29 Oct 13. AgustaWestland is pressing the South Korean government to issue a new requirement of capabilities (RoC) document for its stalled airborne mine-countermeasures (AMCM) programme, a company official told IHS Jane’s on 29 October. Speaking at the Seoul International Aerospace and Defence Exhibition (ADEX) in South Korea, Andrew Symonds, Vice President North-East Asia Sales and Marketing, said that the Defence Acquisition Program Administration (DAPA) must come up with a revised solution if the Republic of Korea Navy (RoKN) is not to lose the capability with the scaling back of the US Navy’s (USN’s) Sikorsky MH-53 AMCM assets in the region.
“The [MH-X AMCM] competition stalled about two years ago, as the specifications were unachievable,” Symonds explained. “The US Navy thought it could offer [Korea] five bespoke systems, but two of them couldn’t be fitted to the UH-60 [Seahawk helicopter operated by the RoKN].”
According to Symonds, towing the AMCM out of the UH-60’s side door (on the MH-53 it is towed out of the rear ramp) resulted in cables snapping, and put the twin-engined helicopter in a precarious position at just 50ft and a few hundred feet above the sea. Further compounding the RoKN’s predicament is that this setback coincided with a readjustment in the USN of its AMCM capabilities, with a swing away from airborne systems with the phasing out of service of the MH-53 and a greater emphasis on developing underwater methods of mine detection and disposal.

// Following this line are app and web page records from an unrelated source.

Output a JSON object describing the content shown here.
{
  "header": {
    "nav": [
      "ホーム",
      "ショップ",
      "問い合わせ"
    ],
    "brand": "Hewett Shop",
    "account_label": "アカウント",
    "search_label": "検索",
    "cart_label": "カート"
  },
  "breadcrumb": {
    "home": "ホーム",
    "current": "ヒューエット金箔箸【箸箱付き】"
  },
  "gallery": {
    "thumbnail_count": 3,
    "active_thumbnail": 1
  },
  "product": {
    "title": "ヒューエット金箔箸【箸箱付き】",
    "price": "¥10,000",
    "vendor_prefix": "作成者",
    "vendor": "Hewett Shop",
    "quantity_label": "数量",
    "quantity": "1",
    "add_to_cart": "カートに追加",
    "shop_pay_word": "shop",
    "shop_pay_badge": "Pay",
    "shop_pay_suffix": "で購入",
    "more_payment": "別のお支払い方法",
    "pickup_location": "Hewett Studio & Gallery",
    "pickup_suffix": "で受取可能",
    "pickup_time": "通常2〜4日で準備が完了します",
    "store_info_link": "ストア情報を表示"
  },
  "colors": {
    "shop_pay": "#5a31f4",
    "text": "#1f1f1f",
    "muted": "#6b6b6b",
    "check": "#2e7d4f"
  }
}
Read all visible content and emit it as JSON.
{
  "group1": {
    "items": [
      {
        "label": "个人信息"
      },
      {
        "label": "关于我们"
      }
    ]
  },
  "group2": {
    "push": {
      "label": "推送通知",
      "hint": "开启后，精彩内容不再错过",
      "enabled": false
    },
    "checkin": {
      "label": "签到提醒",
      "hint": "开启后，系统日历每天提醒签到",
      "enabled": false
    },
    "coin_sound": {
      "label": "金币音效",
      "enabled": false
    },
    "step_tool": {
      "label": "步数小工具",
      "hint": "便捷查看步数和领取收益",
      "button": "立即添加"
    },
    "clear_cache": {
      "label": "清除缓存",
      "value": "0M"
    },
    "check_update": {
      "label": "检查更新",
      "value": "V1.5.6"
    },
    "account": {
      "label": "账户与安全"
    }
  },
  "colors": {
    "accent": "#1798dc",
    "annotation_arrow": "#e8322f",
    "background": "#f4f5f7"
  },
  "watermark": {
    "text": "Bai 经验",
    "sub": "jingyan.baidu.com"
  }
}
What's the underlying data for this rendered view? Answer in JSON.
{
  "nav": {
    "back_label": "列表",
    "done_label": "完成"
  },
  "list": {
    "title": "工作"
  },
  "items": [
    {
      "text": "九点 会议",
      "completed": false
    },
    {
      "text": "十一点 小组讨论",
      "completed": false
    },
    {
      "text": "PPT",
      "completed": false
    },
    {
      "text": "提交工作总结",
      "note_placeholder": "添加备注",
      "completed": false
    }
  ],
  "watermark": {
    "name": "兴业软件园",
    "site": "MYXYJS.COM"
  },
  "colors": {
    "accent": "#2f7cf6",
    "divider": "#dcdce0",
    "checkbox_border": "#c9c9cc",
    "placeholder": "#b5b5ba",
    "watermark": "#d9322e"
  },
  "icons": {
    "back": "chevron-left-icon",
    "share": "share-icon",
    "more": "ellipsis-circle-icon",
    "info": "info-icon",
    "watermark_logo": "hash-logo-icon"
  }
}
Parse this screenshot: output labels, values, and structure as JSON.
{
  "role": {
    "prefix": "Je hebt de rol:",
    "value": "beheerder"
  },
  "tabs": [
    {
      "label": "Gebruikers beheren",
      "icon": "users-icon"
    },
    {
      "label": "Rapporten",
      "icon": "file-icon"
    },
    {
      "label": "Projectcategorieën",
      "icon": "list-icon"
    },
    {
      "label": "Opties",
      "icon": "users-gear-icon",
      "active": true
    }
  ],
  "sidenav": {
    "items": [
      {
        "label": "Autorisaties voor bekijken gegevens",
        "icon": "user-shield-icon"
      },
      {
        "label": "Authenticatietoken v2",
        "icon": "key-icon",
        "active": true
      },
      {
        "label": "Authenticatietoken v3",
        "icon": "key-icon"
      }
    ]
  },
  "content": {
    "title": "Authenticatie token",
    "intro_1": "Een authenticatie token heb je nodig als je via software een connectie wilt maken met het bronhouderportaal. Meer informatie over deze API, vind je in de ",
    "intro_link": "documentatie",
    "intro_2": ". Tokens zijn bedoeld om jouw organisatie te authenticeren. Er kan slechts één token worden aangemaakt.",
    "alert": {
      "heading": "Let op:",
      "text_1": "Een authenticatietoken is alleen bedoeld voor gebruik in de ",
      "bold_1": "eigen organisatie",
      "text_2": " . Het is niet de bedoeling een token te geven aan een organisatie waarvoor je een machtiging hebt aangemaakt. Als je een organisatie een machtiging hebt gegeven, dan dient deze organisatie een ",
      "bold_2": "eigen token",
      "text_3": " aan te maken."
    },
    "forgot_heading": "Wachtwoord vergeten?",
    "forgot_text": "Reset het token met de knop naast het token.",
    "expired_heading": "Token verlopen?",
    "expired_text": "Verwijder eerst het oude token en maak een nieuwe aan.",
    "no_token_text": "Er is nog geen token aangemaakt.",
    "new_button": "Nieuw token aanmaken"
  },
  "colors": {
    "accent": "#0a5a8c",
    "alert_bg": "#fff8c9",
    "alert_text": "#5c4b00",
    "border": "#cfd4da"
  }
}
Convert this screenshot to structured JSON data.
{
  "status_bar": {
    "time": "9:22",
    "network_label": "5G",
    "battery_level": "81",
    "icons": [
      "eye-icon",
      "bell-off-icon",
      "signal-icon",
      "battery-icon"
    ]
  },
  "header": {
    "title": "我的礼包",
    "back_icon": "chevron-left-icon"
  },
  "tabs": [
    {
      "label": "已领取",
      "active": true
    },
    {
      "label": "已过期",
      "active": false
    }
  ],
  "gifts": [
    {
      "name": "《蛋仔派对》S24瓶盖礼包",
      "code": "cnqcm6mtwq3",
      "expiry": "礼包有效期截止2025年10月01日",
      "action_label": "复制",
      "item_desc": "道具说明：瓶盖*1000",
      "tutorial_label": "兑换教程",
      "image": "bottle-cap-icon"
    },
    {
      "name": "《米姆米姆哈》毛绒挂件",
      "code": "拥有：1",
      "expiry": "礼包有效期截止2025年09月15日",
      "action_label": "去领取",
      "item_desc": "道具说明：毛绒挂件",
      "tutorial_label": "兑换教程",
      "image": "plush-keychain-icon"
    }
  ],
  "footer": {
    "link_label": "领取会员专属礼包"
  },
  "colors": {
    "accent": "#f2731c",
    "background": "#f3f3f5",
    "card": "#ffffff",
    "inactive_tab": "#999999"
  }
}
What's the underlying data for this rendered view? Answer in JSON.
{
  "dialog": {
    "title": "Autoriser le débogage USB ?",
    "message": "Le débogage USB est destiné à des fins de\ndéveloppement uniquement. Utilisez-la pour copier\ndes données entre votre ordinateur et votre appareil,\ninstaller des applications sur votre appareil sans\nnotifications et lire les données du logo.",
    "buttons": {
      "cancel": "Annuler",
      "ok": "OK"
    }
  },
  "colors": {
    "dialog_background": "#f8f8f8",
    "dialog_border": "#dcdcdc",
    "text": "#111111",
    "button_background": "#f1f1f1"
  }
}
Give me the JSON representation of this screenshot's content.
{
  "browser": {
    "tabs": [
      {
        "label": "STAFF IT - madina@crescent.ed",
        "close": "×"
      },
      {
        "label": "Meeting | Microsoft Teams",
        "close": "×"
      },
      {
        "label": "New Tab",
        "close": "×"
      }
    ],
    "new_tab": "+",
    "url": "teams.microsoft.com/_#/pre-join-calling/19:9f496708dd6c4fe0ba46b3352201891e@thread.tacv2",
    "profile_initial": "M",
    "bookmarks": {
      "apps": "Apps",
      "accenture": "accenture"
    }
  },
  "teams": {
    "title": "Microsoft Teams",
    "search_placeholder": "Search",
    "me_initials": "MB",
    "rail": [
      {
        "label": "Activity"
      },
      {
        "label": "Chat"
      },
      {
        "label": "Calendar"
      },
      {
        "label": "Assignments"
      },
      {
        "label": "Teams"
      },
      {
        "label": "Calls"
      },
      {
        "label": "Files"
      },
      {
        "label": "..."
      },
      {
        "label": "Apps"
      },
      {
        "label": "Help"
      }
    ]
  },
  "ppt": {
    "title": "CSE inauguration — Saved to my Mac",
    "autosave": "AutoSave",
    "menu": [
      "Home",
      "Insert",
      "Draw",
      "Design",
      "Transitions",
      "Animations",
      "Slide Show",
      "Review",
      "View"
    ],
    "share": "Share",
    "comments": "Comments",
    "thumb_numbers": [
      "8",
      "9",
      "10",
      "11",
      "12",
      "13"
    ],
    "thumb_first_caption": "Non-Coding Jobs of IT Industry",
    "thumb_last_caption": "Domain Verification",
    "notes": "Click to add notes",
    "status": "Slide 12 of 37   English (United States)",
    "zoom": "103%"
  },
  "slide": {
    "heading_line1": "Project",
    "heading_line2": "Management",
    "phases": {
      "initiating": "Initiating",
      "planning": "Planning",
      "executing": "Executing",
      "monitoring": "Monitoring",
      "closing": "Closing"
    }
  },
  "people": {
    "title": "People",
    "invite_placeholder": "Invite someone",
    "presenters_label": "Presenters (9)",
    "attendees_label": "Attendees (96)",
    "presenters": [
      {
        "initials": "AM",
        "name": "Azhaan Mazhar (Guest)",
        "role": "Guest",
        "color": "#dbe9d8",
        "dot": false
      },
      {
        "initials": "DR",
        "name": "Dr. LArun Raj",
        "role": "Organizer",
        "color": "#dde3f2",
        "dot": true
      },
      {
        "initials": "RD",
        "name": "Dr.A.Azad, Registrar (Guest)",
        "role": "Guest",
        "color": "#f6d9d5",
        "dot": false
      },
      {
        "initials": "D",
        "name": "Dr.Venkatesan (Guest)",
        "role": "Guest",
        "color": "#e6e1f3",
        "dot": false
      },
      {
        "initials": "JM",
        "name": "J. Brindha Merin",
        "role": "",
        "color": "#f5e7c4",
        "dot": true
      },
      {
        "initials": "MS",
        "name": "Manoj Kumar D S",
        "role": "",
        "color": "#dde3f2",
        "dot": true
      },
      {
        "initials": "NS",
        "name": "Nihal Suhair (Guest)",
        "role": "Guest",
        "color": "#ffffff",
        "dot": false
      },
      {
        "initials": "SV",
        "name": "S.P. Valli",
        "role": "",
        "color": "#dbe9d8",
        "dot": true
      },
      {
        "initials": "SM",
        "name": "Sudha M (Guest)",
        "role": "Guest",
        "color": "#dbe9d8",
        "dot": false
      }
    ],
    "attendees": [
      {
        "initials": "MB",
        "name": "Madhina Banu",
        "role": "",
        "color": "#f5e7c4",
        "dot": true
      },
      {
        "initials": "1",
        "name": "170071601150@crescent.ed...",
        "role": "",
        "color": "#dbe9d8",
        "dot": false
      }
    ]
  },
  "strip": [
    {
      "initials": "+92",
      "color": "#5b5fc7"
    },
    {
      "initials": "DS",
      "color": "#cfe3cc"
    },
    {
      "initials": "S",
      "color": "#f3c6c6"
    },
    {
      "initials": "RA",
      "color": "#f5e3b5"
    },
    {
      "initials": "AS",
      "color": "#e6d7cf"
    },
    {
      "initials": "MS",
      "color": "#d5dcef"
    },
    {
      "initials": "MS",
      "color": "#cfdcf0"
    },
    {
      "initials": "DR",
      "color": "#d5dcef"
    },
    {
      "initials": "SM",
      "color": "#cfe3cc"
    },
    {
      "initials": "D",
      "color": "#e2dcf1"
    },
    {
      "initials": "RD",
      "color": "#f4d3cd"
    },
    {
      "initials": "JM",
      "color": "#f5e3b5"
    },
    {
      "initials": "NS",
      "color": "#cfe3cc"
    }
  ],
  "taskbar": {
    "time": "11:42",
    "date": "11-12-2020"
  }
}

“The Koreans are a bit nervous right now [at the MH-53s being withdrawn and the MH-X effort stalling],” Symonds noted. With the RoKN looking for a single-platform solution to its AMCM requirement, it might well look to the AW101 Merlin-based system developed by Japan. The Japanese and US governments, along with Kawasaki Heavy Industries (KHI), have integrated an AMCM system that comprises an operator’s console; winch assembly; carriage, deployment and recovery apparatus; and a towed submersible unit. Although AgustaWestland provided platform advice, it did not fund or participate in developing the Japanese AMCM solution. (Source: Jane’s)
29 Oct 13. USAF conducts high-speed sled testing of kinetic energy projectile warhead. The US Air Force’s (USAF) 846th Test Squadron has successfully completed high-speed sled testing of an advanced conventional precision effects warhead at the Holloman High Speed Test Track, which is located on Holloman Air Force Base in New Mexico, US. Designed and developed by the Lawrence Livermore National Laboratory (LLNL), the kinetic energy projectile warhead forms a critical part of a national initiative to establish a conventional prompt global strike (CPGS) capability, which will enable the US to defend its interests with precision weapons at hypersonic speeds. US strategic warfare director’s special assistant Susan Hurd said during an interview with the American Forces Press Service that the successful execution of the warhead’s high-speed sled test marks a necessary step in the progression to a CPGS capability. During testing, the sled train, designed by the Holloman High Speed Test Track to push the warhead down the track to extremely high velocity, exceeded 3,500 ft/sec, which is greater than Mach 3 or three times the speed of sound, according to Hurd. The sled test subjected the warhead to the dynamic environment it is likely to encounter during a flight and target engagement. In addition to designing the sled train, the Holloman High Speed Test Track also deployed a range of diagnostics and instrumentation to collect data, which is expected to apply to all CPGS concepts under consideration, according to the Department of Defense (DoD). (Source: airforce-technology.com)
23 Oct 13. FLIR announced the new HISS S150 XLR thermal sniper scope during AUSA. This is a considerable advance on the existing HISS sight which is in service with the US SOCOM and other armed forces. The XLR has been tested to up to 1500 yards and score